## The task
Show all lines from the data that include the word "Competência".

● ● ● ● ● ● ●

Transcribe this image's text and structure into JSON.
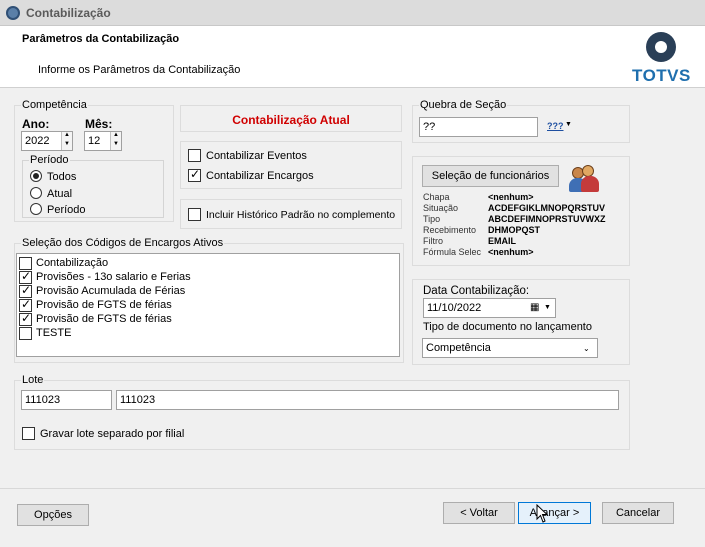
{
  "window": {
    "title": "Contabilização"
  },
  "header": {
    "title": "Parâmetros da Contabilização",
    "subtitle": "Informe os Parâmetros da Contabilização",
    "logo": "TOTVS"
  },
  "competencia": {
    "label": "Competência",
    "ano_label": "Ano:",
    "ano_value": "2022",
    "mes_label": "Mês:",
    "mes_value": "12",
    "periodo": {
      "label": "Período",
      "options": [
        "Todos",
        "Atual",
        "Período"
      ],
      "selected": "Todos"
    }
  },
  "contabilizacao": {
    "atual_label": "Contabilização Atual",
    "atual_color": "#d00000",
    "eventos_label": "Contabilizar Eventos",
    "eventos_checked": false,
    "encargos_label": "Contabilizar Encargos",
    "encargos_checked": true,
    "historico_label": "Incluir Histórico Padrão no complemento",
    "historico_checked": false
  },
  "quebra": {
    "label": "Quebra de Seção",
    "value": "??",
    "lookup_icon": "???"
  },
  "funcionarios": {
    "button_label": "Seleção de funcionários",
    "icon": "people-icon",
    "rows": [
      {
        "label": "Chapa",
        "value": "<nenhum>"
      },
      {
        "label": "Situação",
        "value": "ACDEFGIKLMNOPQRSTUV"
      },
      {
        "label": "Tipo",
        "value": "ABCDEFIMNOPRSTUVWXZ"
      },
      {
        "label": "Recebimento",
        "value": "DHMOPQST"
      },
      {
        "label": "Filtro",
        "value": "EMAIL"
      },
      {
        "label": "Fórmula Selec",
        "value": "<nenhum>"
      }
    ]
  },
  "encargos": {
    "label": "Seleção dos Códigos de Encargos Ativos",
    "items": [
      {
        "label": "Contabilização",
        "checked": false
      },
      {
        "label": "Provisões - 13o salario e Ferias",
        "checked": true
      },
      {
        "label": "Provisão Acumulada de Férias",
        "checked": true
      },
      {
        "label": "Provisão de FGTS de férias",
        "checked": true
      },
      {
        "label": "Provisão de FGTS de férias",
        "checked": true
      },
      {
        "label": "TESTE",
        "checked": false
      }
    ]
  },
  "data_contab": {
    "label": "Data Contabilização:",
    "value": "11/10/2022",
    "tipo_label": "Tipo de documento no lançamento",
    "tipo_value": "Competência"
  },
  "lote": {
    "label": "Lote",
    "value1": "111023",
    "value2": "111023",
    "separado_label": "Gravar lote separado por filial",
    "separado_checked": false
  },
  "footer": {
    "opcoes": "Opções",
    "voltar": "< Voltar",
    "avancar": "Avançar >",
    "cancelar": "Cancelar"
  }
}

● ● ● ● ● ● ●

## Task solution
    "label": "Competência",
    "tipo_value": "Competência"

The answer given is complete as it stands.